Those data figures don’t include WiFi, Mobile WiMax or M2M traffic, nor VoIP as a measure of voice traffic.
This year, global mobile traffic—a combination of voice, mobile phone traffic and mobile PCs, tablets and routers—is expected to again double, with an ongoing result of 12 times the traffic by 2018.
Driving that traffic is a variety of device types and applications—the dominating type is video. It’s expected to account for 60 percent of mobile network traffic by 2018. By contrast, Web browsing and social networks are each expected to account for 10 percent of traffic by 2018.
The more sophisticated the device, the more advanced features users turn to. Today, smartphone owners who subscribe to music and video streaming services on average consume more than 2GB of data traffic per month.
Global Network Coverage, Device Experience
Currently, 10 percent of the world’s population is covered in LTE. By 2108, Ericsson expects that figure to be 60 percent.
For tasks such as Web browsing, emailing and instant messaging, Ericsson says a downlink speed of 100K bps is sufficient; for audio and video streaming, 1M bps is, while 10M bps delivers a “very good” experience, enabling high-quality video streaming and video conferencing, said the report.
According to its study, in North America 95 percent of subscribers have access to at least 0.1M-bps speeds, 78 percent can access at least 1M-bps speeds, and 31 percent have at least 10M-bps speeds. Around the globe, these are the highest percentages in all three categories, with Western Europe and the Middle East following.

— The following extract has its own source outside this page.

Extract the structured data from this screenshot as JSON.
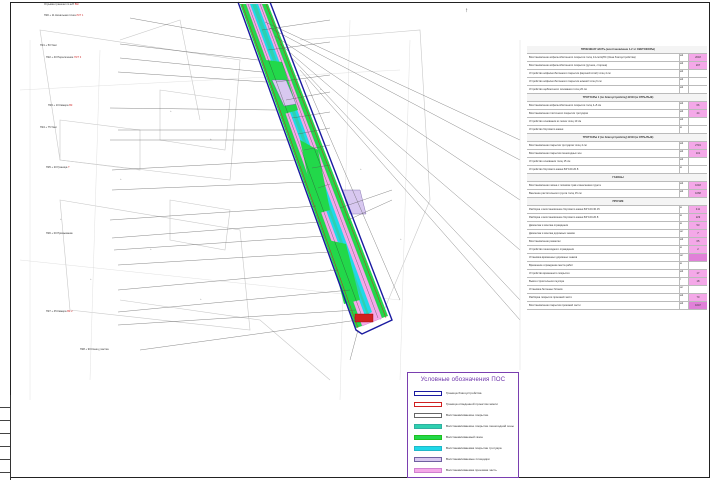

Indeed, network performance (20 percent) was found to be the No. 1 driver of customer loyalty to an operator brand, said Ericsson, with value for money (16 percent) and ongoing communication (11) following.
Signature of Humanity
In the aptly named “Signature of Humanity” section of the report, Ericsson showed how all that traffic aligns with users’ daily habits. Following network use in London, New York and Hong Kong over a year, Ericsson found that people tend to start their days with data use—checking the weather, emails or their calendars, likely within minutes of their alarms’ buzz.
Voice communication follows, picking up around 8 a.m., as coffee is consumed and offices are entered. And finally, as a seeming follow-up to earlier activities, an increasing number of text messages are sent near the 9 a.m. hour.
These habits changed little, save for Christmas and New Year’s Day, when New Yorkers and Londoners reach out to loved ones via texts, causing an early “SMS storm,” per the report. The same went for Chinese New Year in Hong Kong, where an even larger impact on SMS traffic was found.
Other cultural differences were evident in late-night habits.
In London’s financial district, all communications slowed dramatically, suggesting a large commuter population leaving the area. In Hong Kong, voice traffic declined in the evenings, while data traffic continued on, as users turned to the Web, video clips and movies.
In New York, it all raged on. Said the Ericsson study, “New Yorkers maintain a level of mobile activity at home, both for voice and data, similar to that at work.”